House Speaker Tim Moore told the Raleigh News & Observer that his staff could not find a single complaint in North Carolina on this particular issue. Indeed, since 2019 the North Carolina High School Athletic Association has received fewer than ten requests from transgender teens seeking to participate in sports.
“We’re not really hearing any complaints about that where it’s an issue,” Moore said. “A wise legislature does not go out looking for social issues to tap.” And while it’s a bit rich for a Republican to come out against “looking for social issues” for political ends, it’s good that this bill is dead (for now).
The decision to eschew the most transphobic voices in the party sets Moore apart from his GOP colleagues in other states. Similar bills have been introduced in 31 other states and four—Arkansas, Tennessee, South Dakota, and Mississippi—currently have such policies in effect.
The “Save Women’s Sports Act” joins the Youth Health Protection Act as a legislative failure in the Tar Heel state. That even more draconian anti-trans bill that would make it illegal for doctors to provide gender-affirming care to people under 21, required all state employees (including teachers and counselors) to report gender nonconformity in minors to their parents, and prohibited state health insurance from paying for any gender transition procedure failed.
But while the failure of these two bills is certainly good news, advocates for transgender youth can hardly rest easy. Though North Carolina has a Democratic governor, and while the GOP controls the legislature, it does so without a vetoproof majority. So even if the party expended political capital to pass these bills they still would not have become law.
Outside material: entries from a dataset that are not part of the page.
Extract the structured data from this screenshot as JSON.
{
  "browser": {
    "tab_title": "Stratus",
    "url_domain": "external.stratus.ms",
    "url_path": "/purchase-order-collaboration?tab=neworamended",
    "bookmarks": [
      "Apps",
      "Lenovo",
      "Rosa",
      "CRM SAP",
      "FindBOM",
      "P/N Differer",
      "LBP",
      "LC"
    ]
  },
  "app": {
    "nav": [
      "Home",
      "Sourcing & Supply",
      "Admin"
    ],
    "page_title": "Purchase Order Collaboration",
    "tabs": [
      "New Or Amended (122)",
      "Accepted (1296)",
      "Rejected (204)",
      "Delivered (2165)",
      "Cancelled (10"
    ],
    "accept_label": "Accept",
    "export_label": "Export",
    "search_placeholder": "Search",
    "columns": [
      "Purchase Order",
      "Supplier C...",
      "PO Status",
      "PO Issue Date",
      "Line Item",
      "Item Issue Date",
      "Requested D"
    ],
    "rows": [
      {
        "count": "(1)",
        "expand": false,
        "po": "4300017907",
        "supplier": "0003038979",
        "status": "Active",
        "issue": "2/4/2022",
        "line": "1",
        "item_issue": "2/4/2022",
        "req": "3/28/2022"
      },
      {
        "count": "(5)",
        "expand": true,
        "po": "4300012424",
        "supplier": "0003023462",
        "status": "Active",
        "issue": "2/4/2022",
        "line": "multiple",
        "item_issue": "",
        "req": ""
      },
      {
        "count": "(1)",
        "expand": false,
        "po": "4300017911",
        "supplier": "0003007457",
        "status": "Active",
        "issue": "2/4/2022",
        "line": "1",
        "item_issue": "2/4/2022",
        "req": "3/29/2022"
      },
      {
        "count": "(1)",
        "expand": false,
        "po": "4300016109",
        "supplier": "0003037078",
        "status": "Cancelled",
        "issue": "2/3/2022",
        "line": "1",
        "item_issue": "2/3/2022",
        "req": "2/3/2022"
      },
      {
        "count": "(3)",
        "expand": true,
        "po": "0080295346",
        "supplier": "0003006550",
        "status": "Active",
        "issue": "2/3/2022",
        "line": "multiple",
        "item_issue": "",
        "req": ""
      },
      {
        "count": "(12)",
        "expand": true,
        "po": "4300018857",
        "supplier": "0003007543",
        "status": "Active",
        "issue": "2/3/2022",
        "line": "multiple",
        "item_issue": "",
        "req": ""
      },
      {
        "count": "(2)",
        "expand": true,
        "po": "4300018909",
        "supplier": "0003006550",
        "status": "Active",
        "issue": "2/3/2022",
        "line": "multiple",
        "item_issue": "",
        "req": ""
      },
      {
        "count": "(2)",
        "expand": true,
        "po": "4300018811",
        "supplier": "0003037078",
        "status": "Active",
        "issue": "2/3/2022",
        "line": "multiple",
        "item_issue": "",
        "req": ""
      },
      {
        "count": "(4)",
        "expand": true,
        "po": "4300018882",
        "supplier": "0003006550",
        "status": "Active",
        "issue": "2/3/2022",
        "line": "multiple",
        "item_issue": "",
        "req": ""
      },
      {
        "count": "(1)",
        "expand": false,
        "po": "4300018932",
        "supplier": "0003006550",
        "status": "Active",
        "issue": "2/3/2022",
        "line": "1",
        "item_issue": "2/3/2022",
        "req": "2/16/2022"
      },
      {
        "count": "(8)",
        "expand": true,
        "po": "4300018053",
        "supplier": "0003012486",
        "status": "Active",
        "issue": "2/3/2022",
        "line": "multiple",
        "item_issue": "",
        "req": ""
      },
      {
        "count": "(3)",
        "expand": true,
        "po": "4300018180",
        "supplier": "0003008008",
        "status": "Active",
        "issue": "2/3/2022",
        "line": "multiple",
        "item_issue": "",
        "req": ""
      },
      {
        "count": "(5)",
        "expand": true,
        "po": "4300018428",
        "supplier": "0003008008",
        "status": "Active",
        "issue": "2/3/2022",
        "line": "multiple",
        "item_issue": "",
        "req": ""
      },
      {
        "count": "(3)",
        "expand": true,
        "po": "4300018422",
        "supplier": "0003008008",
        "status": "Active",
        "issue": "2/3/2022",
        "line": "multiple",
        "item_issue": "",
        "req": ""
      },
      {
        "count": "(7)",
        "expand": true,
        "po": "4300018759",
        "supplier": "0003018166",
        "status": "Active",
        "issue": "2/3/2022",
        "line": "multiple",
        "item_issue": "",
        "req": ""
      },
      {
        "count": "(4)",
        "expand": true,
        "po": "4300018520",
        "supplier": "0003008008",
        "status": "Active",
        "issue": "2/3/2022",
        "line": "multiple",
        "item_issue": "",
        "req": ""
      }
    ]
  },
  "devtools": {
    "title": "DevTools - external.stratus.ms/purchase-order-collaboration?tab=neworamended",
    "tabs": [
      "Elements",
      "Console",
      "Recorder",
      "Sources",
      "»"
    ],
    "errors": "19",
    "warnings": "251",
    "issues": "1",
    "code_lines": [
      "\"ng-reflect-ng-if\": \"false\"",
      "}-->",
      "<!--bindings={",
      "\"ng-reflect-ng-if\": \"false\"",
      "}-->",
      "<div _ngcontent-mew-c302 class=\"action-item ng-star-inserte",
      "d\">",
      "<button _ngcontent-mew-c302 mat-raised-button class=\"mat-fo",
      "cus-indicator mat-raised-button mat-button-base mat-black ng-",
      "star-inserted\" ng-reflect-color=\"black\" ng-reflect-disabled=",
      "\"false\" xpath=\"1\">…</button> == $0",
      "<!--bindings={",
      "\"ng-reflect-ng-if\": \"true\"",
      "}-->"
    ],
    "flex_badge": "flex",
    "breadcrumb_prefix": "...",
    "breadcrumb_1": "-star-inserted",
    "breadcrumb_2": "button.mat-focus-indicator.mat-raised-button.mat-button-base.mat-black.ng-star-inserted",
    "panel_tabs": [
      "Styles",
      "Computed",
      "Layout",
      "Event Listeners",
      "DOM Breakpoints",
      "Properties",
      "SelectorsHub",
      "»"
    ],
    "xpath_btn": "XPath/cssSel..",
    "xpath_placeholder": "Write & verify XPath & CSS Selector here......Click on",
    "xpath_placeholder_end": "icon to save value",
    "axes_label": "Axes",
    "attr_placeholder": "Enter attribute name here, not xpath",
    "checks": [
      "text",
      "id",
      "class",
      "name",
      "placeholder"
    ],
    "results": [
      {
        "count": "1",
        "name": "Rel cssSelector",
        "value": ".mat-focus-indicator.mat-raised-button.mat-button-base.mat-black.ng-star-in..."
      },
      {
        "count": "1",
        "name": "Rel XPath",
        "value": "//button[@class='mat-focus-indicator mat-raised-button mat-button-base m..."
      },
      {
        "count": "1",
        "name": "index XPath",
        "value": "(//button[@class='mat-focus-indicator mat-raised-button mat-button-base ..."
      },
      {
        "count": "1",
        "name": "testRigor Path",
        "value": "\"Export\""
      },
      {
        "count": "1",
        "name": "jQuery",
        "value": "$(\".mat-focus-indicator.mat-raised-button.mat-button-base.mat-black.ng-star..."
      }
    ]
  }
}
In that light, their premature demise looks less like a capitulation and more like a strategic retreat. Unfortunately, the odds are good that there will be more efforts in North Carolina—and around the country—to codify cruelty toward transgender people into law.